■ **Required work**
Sort through the data and copy the lines holding the word "windows".

■ **Records for the task**
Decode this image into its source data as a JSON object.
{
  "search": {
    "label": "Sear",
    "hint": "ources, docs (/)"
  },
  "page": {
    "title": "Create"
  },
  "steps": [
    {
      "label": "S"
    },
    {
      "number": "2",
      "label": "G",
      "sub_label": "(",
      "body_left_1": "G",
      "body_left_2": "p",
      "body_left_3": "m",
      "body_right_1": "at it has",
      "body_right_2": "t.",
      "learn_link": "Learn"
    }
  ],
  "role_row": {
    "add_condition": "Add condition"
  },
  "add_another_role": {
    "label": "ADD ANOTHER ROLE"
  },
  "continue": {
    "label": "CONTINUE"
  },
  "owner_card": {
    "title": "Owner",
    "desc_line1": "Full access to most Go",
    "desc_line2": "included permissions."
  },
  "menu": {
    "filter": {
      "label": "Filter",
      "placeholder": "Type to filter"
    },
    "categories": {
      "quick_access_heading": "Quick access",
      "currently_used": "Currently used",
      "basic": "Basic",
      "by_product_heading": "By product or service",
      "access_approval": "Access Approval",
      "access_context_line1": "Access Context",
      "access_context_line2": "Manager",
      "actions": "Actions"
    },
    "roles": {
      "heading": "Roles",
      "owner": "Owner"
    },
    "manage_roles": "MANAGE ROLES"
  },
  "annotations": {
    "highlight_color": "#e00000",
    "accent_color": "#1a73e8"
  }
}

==

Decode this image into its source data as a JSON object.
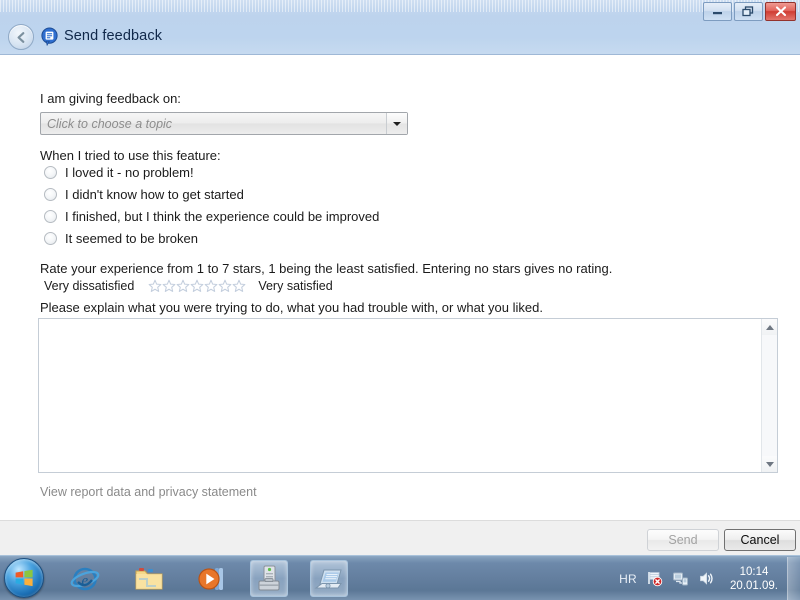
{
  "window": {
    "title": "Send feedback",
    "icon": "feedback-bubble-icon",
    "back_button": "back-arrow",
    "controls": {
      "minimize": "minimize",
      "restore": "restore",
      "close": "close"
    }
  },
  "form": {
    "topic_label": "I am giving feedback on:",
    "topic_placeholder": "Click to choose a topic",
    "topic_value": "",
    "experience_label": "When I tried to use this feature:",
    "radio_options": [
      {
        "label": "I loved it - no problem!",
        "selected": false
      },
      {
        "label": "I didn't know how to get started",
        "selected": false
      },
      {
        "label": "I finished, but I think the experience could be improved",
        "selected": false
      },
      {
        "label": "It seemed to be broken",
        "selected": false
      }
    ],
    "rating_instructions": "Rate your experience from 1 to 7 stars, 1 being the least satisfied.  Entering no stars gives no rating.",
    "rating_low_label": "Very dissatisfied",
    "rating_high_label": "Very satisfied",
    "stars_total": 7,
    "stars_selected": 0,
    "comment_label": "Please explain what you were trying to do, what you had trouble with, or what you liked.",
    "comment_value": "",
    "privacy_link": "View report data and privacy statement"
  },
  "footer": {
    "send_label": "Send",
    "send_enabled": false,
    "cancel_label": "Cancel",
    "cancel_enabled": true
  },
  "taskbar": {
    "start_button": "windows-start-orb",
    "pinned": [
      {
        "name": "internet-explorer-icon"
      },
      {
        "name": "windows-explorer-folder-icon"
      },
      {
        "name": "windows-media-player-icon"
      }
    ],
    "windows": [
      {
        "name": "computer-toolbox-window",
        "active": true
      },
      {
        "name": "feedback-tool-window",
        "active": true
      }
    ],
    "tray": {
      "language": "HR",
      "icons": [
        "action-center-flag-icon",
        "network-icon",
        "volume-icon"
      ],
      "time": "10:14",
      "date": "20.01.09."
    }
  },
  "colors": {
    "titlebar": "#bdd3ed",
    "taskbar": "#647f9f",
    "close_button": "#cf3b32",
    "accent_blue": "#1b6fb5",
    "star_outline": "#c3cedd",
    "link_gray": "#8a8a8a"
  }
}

■ **Written reply**
    "start_button": "windows-start-orb",
        "name": "windows-explorer-folder-icon"
        "name": "windows-media-player-icon"
    "windows": [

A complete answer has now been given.